The problem can be prevented by adding antiozonants to the rubber before vulcanization. Ozone cracks were commonly seen in automobile tire sidewalls, but are now seen rarely thanks to the use of these additives. A common and low cost antiozonant is a wax which bleeds to the surface and forms a protective layer, but other specialist chemicals are also widely used.
On the other hand, the problem does recur in unprotected products such as rubber tubing and seals, where ozone attack is thought to be impossible. Unfortunately, traces of ozone can turn up in the most unexpected situations. Using ozone-resistant rubbers is another way of inhibiting cracking.
For high value equipment where loss of function can cause serious problems, low cost seals may be replaced at frequent intervals so as to preclude failure.
Ozone gas is produced during electric discharge by sparking or corona discharge for example. Static electricity can build up within machines like compressors with moving parts constructed from insulating materials. If those compressors feed pressurised air into a closed pneumatic system, then all seals in the system may be at risk from ozone cracking.
Ozone is also produced by the action of sunlight on volatile organic liquids or VOLs, such as gasoline vapour present in the air of towns and cities, in a problem known as photochemical smog. The ozone formed can drift many miles before it is destroyed by further reactions.
- Layer, R. W., & Lattimer, R. P. (1990). Protection of rubber against ozone. Rubber Chemistry and Technology, 63(3), 426-450.
- Lewis, Peter Rhys, Reynolds, K, Gagg, C, Forensic Materials Engineering: Case studies, CRC Press (2004).

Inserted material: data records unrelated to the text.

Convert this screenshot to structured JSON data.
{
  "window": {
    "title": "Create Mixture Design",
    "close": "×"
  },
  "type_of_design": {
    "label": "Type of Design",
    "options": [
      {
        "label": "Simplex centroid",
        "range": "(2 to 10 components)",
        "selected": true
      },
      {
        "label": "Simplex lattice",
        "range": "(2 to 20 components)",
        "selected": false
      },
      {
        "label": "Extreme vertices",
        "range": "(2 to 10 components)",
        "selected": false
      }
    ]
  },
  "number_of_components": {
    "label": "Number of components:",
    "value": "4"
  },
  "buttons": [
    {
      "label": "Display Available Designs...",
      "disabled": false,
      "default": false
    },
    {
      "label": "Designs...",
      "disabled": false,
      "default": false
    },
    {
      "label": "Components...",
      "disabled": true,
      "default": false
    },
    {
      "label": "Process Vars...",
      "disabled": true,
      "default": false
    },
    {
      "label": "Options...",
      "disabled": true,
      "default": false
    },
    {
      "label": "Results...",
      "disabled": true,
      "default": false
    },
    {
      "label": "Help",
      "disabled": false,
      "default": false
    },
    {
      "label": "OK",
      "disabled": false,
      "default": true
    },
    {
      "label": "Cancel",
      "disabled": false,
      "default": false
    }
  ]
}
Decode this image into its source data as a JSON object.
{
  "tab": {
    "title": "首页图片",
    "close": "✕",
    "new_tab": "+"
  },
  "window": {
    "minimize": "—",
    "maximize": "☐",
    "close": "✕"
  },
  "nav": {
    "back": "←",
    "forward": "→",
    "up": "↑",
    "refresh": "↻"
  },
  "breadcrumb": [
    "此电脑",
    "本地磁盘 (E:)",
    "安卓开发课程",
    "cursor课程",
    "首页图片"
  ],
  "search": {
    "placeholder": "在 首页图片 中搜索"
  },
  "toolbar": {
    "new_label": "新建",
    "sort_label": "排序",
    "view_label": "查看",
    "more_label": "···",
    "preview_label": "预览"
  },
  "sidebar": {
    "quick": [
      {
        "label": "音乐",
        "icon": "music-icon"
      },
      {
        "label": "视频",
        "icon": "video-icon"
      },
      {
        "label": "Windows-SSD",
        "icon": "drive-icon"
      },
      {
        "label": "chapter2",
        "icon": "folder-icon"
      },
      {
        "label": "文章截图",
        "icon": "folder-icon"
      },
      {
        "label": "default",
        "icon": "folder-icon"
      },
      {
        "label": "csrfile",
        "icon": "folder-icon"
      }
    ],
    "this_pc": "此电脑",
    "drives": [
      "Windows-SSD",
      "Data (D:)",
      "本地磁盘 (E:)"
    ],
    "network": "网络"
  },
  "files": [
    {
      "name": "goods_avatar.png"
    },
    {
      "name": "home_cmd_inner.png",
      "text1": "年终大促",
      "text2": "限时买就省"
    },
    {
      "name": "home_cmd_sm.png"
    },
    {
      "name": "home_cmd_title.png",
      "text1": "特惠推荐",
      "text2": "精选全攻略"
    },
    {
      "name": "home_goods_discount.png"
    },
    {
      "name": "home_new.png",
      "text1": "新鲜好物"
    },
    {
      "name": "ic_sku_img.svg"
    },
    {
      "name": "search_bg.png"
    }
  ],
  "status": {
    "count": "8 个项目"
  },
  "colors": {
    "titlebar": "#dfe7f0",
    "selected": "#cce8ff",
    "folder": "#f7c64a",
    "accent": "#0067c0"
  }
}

- Lewis, Peter Rhys, and Gagg, C, Forensic Polymer Engineering: Why polymer products fail in service, Woodhead/CRC Press (2010).